In one sense, the album represents a risky strategy as, inevitably, the resultant compositions are impressionistic. Yet “impressionistic” is definitely here not a pejorative, and at its finest the album brings to mind some features of Debussy’s orchestral pieces, such as his Nocturnes.

Andy Truscott’s synths, electronics, percussion and piano combine most effectively with Mike’s cornet, tenor horn and guitars. Various field recordings and samplings are strategically incorporated, and the overall results manifest the careful thought that has gone into avoiding the over-complicating that could have produced too broad a sonic dispersal. Instead, what we have is adventurous originality with a finely-judged combination of control and improvisation.

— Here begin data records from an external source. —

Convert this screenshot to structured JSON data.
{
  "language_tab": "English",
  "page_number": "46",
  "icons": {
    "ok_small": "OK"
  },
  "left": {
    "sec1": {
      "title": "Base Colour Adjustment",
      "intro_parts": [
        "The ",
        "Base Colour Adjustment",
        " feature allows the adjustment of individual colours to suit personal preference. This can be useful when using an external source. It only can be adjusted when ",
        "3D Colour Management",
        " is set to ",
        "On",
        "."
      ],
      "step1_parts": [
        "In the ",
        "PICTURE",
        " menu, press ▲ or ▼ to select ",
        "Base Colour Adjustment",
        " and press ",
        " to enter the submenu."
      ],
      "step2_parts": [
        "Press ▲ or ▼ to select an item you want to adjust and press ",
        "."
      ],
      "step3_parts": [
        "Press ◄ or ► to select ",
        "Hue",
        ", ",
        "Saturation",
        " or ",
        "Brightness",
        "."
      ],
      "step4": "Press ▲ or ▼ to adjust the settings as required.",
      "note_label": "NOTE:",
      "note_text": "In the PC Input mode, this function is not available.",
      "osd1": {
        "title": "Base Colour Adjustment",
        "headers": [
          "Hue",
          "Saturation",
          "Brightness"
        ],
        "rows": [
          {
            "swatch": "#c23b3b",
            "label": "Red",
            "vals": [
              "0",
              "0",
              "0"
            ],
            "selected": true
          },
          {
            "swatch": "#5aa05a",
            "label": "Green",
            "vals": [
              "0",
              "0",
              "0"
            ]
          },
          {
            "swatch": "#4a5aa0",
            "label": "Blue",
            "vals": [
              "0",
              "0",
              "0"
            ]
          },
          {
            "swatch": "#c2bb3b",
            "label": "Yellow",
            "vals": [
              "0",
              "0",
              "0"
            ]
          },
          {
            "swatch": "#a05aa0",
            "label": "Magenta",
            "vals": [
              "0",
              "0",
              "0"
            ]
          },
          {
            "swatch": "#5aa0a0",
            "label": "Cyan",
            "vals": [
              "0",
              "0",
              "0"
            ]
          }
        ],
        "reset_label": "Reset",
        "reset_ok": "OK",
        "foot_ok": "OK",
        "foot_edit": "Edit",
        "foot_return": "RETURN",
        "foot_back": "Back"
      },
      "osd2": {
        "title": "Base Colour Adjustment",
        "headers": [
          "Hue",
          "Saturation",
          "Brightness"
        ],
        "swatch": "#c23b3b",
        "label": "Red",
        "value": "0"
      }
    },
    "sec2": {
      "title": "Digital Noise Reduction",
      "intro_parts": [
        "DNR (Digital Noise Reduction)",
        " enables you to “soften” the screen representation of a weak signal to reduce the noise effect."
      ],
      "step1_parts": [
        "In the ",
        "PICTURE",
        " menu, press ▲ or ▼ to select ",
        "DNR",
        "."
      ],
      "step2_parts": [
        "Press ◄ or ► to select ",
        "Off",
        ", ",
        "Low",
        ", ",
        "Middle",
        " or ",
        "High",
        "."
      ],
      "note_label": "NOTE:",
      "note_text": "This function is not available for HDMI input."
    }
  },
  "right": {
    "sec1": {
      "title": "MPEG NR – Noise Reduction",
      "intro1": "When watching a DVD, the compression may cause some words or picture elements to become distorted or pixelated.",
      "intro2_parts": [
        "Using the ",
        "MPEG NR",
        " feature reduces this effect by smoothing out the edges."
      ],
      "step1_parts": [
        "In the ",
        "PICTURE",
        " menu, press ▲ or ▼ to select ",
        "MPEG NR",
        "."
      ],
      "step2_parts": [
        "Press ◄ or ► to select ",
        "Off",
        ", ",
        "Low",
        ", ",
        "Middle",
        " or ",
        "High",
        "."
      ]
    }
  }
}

Entitling a track “Meander” might well have provided a hostage to fortune, but in fact here there is both variety and a clear sense of order that keeps the course of musical purpose well defined.

What works especially well across the album is the thought-through mix of, on the one hand, energetic pace and rhythm representing the river in full flow (as in “Confluence”) and, on the other, the more introspective tracks (such as in “The Bridge at Night”) which, with their subtle details, are so much more than the unfocused ambient elements that so often are passed off as “neo-classical” in the contemporary music world. Landforms is intelligent, coherent and consistently rewarding.